Turkish daily Taraf's reporter faces spying probe for leak story
Baransu has had his name under many ‘leak reports’ that set Turkey’s agenda throughout the AKP’s time in government. DHA photoProsecutors have launched an investigation into daily Taraf reporter and columnist Mehmet Baransu, after he controversially revealed a document from a 2004 National Security Council (MGK) meeting.
The probe is investigating charges of “obtaining documents regarding state security,” “political or military spying,” “exposing documents regarding the state’s security or political good,” and “revealing forbidden information,” over Baransu’s publication of a state action plan against the activities of Islamic scholar Fethullah Gülen’s movement.
The document, published by the newspaper on Nov. 28, had heated up the row between the government and the Gülen movement.
Deputy Prime Minister Bülent Arınç subsequently confirmed the document’s existence, but denied that any action had been taken after its signing.

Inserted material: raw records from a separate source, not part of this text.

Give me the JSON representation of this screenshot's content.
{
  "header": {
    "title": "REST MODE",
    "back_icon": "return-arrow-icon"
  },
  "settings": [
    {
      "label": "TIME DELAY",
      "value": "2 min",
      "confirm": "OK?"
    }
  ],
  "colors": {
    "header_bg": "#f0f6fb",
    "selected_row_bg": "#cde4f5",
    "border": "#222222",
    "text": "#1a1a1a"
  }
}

The document was signed by, among others, Prime Minister Recep Tayyip Erdoğan and other Cabinet members.
Arınç said the government definitely did not follow through with the recommendations, and also added that revealing secret documents was a crime and prosecutors should deal with it accordingly.
The Anatolia Public Prosecutor Press Crimes Bureau launched an initial investigation into Taraf’s report but, following a ruling of lack of jurisdiction, the file was sent today to the Istanbul Public Prosecutor, which is in charge of terror crimes.

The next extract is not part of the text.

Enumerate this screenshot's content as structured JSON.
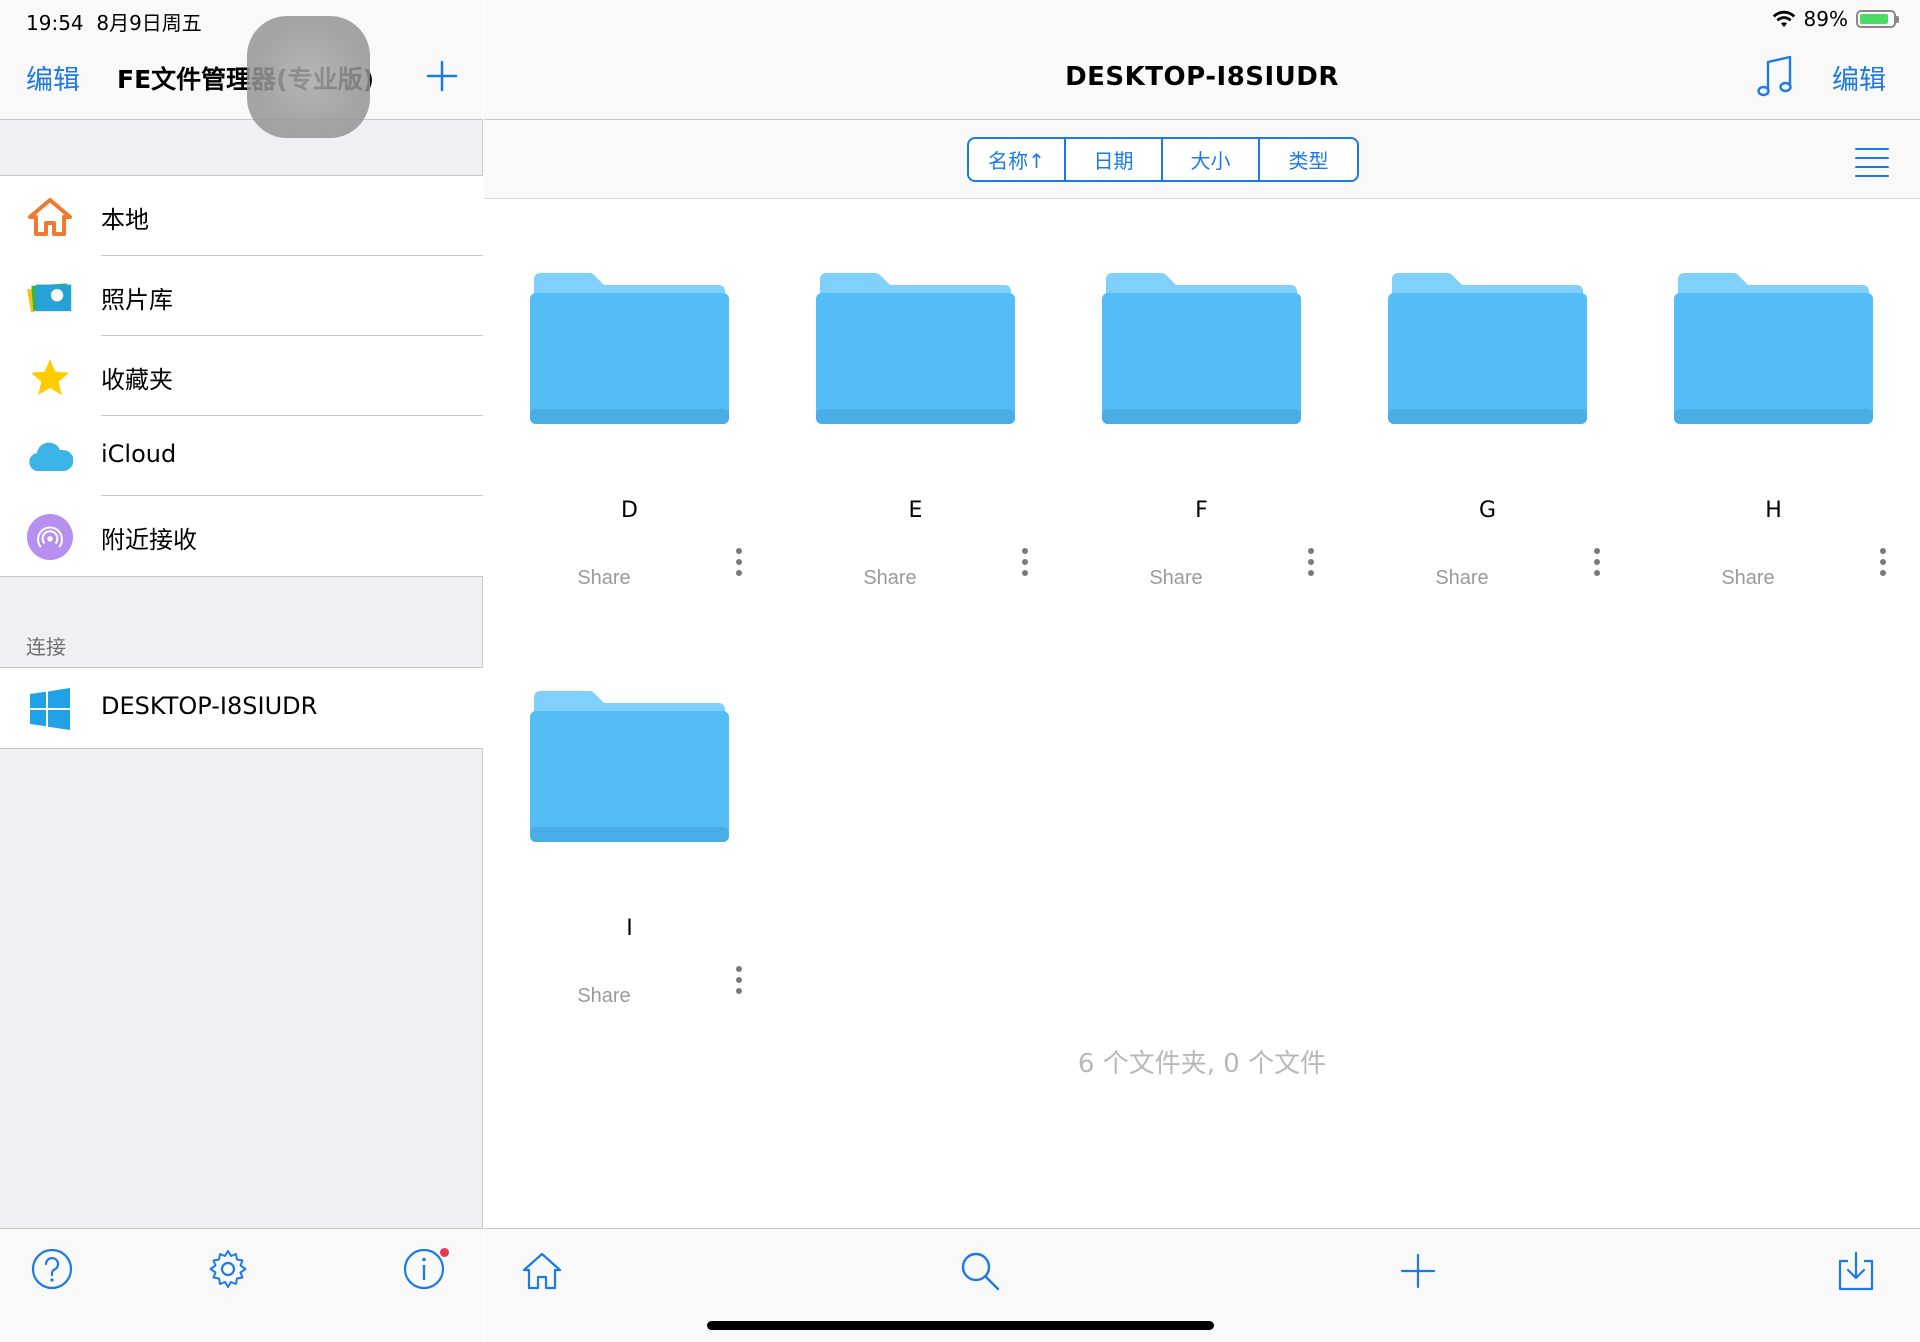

The Prime Ministry, the National Intelligence Organization (MİT) and the National Security Council (MGK) on Dec. 4 filed criminal complaints against Taraf and its reporter Baransu over the revelation of the 2004 MGK decisions.
Main opposition: Cases against daily a blackout
Main opposition Republican People’s Party (CHP) leader Kemal Kılıçdaroğlu said criminal complaints filed by the Prime Ministry, the MİT and the MGK against a journalist from Taraf aimed to “hide the truth from people.”
“If you limit freedom of newspapers and journalists, then you limit people’s right to be informed,” Kılıçdaroğlu said in response to questions on Dec. 6.
“Taraf is an important newspaper, it is reporting whether you like it or not. But free reporting of journalists is one of the fundamental conditions of democracy. Everybody should be careful about this.
The filing of criminal complaints is aimed at preventing people from learning certain truths that are being hidden by the government from the people. In that regard, I don’t think it is right,” he said.
The Dec. 6 edition of Taraf featured an editorial on its front page penned by its editor-in-chief, Neşe Düzel, stating “You cannot silence us.”
The reporter under investigation, Baransu, has had his name under many “leak reports” that set Turkey’s agenda throughout the AKP’s time in government. He had previously exposed documents related to Balyoz, a military coup plot against the ruling AKP said to have been planned in 2003.
Baransu also reported in June that Turkey’s intelligence agency MİT and various other organizations had signed protocols to collect detailed information about every individual in Turkey.
He was acquitted on charges of making “confidential and prohibited documents” public in 2010, after a lawsuit was filed against him over his report on military intelligence about an attack at Turkey’s Aktütün outpost in the southeastern province of Hakkari in October 2009.
The Turkish Air Forces Command had also filed a complaint against Baransu and Taraf’s managing editor for slandering the Turkish Armed Forces (TSK) and its personnel through their reports of fraud inside the army.